[Task brief]:
The output should match the data below line for line.

Items from an interface collection
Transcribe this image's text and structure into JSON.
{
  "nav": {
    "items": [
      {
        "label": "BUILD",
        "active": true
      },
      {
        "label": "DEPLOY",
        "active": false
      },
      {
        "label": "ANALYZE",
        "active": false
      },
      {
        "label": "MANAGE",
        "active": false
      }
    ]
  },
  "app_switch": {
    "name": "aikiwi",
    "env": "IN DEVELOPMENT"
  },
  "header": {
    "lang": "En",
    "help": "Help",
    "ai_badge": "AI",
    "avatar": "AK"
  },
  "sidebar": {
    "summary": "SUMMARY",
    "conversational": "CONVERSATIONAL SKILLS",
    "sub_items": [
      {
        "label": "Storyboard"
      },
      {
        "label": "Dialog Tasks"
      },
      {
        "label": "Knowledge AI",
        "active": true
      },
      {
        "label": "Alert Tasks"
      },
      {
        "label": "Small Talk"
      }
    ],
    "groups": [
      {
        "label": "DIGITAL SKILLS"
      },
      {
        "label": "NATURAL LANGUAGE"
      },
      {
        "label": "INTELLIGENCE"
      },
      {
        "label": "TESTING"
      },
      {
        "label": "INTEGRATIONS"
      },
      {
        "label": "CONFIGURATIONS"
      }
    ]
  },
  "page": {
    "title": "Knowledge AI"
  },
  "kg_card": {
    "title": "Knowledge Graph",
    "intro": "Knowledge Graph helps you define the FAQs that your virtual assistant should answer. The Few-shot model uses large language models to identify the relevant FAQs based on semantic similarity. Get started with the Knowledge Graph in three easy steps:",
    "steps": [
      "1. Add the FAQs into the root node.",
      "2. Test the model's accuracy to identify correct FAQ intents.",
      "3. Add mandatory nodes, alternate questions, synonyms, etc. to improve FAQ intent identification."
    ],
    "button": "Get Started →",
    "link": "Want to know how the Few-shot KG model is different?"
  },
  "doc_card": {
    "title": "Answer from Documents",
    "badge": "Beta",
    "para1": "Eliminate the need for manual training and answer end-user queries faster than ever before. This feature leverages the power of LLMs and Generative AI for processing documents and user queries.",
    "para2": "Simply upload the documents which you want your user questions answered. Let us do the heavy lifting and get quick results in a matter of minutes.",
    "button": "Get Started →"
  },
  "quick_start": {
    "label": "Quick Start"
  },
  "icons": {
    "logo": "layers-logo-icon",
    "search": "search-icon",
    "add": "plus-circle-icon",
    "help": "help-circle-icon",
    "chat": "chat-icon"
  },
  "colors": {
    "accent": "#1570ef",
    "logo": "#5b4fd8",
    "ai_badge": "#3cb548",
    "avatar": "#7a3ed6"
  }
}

[Expected answer]:
Transcribe this image's text and structure into JSON.
{
  "nav": {
    "items": [
      {
        "label": "BUILD",
        "active": true
      },
      {
        "label": "DEPLOY",
        "active": false
      },
      {
        "label": "ANALYZE",
        "active": false
      },
      {
        "label": "MANAGE",
        "active": false
      }
    ]
  },
  "app_switch": {
    "name": "aikiwi",
    "env": "IN DEVELOPMENT"
  },
  "header": {
    "lang": "En",
    "help": "Help",
    "ai_badge": "AI",
    "avatar": "AK"
  },
  "sidebar": {
    "summary": "SUMMARY",
    "conversational": "CONVERSATIONAL SKILLS",
    "sub_items": [
      {
        "label": "Storyboard"
      },
      {
        "label": "Dialog Tasks"
      },
      {
        "label": "Knowledge AI",
        "active": true
      },
      {
        "label": "Alert Tasks"
      },
      {
        "label": "Small Talk"
      }
    ],
    "groups": [
      {
        "label": "DIGITAL SKILLS"
      },
      {
        "label": "NATURAL LANGUAGE"
      },
      {
        "label": "INTELLIGENCE"
      },
      {
        "label": "TESTING"
      },
      {
        "label": "INTEGRATIONS"
      },
      {
        "label": "CONFIGURATIONS"
      }
    ]
  },
  "page": {
    "title": "Knowledge AI"
  },
  "kg_card": {
    "title": "Knowledge Graph",
    "intro": "Knowledge Graph helps you define the FAQs that your virtual assistant should answer. The Few-shot model uses large language models to identify the relevant FAQs based on semantic similarity. Get started with the Knowledge Graph in three easy steps:",
    "steps": [
      "1. Add the FAQs into the root node.",
      "2. Test the model's accuracy to identify correct FAQ intents.",
      "3. Add mandatory nodes, alternate questions, synonyms, etc. to improve FAQ intent identification."
    ],
    "button": "Get Started →",
    "link": "Want to know how the Few-shot KG model is different?"
  },
  "doc_card": {
    "title": "Answer from Documents",
    "badge": "Beta",
    "para1": "Eliminate the need for manual training and answer end-user queries faster than ever before. This feature leverages the power of LLMs and Generative AI for processing documents and user queries.",
    "para2": "Simply upload the documents which you want your user questions answered. Let us do the heavy lifting and get quick results in a matter of minutes.",
    "button": "Get Started →"
  },
  "quick_start": {
    "label": "Quick Start"
  },
  "icons": {
    "logo": "layers-logo-icon",
    "search": "search-icon",
    "add": "plus-circle-icon",
    "help": "help-circle-icon",
    "chat": "chat-icon"
  },
  "colors": {
    "accent": "#1570ef",
    "logo": "#5b4fd8",
    "ai_badge": "#3cb548",
    "avatar": "#7a3ed6"
  }
}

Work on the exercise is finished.